There was blood found outside the house on the brick walkway and front door landing leading into the house. Though only a few drops, we contend this is where the blood trail starts, leads inside the door where more blood was seen on the door handle and a smear above the door lock. There is another spot on the corridor floor highlighted by the police videotape taken that night and presented at trial. Mrs. Peterson is at the end of the corridor, or hallway. We theorize the attack occurred outside the house because a blood trail always starts with one drop, not a massive pool.

Talons match wounds

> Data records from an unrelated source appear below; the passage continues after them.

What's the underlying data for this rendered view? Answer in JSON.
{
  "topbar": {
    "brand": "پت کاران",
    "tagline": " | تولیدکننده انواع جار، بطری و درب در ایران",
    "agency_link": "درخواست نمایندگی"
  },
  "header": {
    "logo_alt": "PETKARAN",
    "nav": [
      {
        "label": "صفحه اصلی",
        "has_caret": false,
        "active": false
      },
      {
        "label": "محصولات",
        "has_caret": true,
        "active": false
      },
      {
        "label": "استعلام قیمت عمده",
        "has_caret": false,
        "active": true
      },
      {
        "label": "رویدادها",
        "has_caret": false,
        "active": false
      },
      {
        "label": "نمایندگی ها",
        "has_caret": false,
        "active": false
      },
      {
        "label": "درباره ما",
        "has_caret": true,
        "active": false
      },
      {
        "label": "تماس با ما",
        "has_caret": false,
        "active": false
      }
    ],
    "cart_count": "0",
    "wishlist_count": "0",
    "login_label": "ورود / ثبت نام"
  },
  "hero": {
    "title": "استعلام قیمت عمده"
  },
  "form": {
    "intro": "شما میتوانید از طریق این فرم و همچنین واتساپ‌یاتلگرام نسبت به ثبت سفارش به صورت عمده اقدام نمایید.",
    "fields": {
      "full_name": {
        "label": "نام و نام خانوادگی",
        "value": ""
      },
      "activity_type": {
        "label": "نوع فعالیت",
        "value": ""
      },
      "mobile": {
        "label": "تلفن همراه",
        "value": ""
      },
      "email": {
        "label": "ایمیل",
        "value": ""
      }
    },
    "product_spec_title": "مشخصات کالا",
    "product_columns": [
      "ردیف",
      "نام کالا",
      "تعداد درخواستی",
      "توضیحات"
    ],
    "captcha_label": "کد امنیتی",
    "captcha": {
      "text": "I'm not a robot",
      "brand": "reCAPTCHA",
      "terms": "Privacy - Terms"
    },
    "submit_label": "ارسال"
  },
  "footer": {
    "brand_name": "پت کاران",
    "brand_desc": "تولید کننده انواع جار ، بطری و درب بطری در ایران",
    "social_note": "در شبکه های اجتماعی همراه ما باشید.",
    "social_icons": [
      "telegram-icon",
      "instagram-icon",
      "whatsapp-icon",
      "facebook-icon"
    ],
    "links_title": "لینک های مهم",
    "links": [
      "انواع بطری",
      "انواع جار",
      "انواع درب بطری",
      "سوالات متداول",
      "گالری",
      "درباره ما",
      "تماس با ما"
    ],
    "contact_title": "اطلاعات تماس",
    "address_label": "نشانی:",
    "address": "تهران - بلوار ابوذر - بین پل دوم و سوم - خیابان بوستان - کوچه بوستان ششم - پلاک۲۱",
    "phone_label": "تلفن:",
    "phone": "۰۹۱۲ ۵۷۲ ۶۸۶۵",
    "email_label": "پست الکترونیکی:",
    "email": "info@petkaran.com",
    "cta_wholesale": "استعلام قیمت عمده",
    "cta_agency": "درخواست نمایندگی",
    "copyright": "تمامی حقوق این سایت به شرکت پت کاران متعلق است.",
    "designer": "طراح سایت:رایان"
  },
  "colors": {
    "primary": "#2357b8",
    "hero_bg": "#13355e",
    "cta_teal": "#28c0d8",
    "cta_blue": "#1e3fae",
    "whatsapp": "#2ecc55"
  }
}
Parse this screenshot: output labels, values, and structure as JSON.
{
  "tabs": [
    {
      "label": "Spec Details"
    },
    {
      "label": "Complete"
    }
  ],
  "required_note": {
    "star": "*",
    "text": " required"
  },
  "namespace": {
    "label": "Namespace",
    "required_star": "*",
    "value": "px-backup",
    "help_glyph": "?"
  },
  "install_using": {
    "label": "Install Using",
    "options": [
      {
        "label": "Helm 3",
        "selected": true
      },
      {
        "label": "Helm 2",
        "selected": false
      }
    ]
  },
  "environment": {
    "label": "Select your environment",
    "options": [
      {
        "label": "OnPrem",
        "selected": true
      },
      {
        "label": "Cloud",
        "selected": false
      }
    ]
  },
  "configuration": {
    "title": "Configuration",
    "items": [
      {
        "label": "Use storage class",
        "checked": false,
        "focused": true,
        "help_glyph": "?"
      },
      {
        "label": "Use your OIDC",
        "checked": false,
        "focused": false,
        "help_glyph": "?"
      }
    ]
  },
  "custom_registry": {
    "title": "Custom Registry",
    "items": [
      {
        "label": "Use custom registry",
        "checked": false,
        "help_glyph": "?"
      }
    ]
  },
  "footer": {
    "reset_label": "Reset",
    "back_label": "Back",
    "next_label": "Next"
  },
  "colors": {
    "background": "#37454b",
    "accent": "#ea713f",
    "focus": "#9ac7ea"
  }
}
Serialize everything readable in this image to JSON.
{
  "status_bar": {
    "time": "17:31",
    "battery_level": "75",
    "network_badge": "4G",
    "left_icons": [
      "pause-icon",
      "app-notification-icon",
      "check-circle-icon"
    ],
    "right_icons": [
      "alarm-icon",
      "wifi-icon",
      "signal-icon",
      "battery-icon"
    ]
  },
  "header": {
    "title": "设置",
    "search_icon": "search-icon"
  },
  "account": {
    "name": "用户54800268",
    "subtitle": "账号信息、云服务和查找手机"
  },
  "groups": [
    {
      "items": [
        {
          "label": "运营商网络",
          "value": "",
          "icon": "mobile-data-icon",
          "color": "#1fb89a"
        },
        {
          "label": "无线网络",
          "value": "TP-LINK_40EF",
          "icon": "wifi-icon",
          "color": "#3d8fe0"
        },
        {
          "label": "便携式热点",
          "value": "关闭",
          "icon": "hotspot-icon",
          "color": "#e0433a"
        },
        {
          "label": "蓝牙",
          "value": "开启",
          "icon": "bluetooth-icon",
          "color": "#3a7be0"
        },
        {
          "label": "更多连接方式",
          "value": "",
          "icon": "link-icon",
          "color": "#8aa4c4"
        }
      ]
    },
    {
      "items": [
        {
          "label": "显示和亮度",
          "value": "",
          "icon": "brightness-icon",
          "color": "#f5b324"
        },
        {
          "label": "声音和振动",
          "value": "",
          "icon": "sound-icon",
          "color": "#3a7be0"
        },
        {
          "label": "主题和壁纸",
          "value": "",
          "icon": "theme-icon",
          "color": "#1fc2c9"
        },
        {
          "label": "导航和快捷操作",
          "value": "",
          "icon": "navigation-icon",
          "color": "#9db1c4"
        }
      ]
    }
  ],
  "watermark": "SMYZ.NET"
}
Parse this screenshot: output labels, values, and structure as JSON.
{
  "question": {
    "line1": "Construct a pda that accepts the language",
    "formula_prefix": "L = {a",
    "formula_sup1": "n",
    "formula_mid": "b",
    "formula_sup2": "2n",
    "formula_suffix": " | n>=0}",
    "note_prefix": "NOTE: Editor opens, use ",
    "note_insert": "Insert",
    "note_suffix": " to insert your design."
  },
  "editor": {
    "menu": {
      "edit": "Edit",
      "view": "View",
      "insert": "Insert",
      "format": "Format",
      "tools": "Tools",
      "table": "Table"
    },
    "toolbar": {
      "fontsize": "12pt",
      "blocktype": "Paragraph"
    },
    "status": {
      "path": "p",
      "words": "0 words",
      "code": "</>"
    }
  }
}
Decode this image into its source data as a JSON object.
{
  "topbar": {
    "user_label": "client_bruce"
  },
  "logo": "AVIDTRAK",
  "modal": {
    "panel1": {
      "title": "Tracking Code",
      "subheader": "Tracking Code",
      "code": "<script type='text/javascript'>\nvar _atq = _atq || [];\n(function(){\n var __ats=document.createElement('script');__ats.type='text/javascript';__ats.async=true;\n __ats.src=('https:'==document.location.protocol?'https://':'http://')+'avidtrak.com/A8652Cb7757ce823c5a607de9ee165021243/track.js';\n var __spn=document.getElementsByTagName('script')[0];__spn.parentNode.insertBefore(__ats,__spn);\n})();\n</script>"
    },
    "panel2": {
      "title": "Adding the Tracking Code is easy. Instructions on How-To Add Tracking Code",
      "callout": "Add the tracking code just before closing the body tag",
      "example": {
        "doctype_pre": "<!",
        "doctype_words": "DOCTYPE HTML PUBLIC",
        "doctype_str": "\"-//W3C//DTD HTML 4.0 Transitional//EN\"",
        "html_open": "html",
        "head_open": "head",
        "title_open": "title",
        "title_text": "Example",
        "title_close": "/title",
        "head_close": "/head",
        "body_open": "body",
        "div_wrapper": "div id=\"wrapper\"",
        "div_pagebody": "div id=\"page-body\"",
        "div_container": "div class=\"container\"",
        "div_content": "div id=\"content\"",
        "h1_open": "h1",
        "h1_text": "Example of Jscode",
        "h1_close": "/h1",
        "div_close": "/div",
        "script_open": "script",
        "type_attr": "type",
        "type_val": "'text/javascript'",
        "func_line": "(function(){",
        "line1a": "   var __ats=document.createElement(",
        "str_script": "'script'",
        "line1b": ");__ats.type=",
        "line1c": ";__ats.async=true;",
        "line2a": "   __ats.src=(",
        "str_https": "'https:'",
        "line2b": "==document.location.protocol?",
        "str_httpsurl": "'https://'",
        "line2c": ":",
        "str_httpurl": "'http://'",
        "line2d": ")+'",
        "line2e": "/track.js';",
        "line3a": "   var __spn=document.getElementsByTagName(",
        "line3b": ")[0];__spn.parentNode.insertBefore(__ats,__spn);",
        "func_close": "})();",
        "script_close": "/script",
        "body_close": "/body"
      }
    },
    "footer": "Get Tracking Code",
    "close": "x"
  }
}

We further theorize that Mrs. Peterson was plausibly struck by an owl outside and received seven to eight deep lacerations on the back and side of her head at one instant. The shape, depth and number of the lacerations depicted on the autopsy diagram and seen in the police photographs clearly resemble two claw marks, or footprints of a raptor, and a “raking” of the scalp. This matches Dr. Deborah Radisch’s description of the wounds to the jury as being “tri-pronged … rakelike.”

In addition, the wounds are through to the skull, but do not break the skull, which would be expected of a raptor attack. The impact of the owl’s cylindrical toes and the grasping mechanism of the owl hindlimbs would have caused the talons on the end of the toes to cut and tear the soft tissue in the back of Mrs. Peterson’s head. We believe this to be a rational explanation of the wounds she received.

It has been stated there were no feathers or other evidence found outside the house and therefore the owl theory is absurd. On the contrary, one would not expect to find large feathers. Owls attack prey every night, and if they lost feathers every time they attacked, they would not survive long in the wild. Also, this was not a fight with an owl, but rather a surprise attack from the rear. Besides, I do not think anyone was looking for feathers.

However, the toes of owls are cov. ered with soft, microscopic feathers, and perhaps evidence of these feathers might still be found within the wounds. Other DNA material might be there also, i.e., broken talon tips, or talon sheathing, or microscopic grooves on the skull or the lining surrounding the skull. The direction of the soft tissue tears in the lacerations would also yield conclusions as to the direction of the hit as well as the angle of the attack. All of these would be exonerating pieces of evidence, and can best be established forensically.

Take another look

That is why we have respectfully urged the District Attorney to look again at the evidence in the police lockers and medical records to determine if an exhumation of the body is warranted. We believe this to be a reasonable request and the proper procedure.

Some have questioned our motives in raising this theory. Because owls are known to be in this area, and have the potential to render vicious cuts. and because of the resemblance of the wounds to marks caused by owls, we felt the responsible thing to do was to bring this to the attention of the authorities. Also, recently there have been reports in the press of other attack by wild creatures, i.e. mountain lions, sharks, bears and tigers, which demonstrate the vicious propensity of wild animals. Although very rare, these attacks do happen. That is why we suggested using the modern techniques of forensic science such as DNA testing to determine if this was indeed an attack by an owl or other bird of prey.

Armed with our local knowledge of the neighborhood and the extensive research done formulating the theory, it was also brought to the attention of the authorities in this case because it is their responsibility to assure justice has been served in this case. It is also the duty of our judicial system to be fair to any defendant and pursue any potentially exonerating evidence.

We believe there is enough compelling and circumstantial evidence indicating the possibility of an owl attack that it warrants a reexamination of the wounds and existing evidence, and that it is only the right and proper thing to do.

The writer is a Durham attorney.

This article originally appeared in The Herald-Sun, January 18, 2004.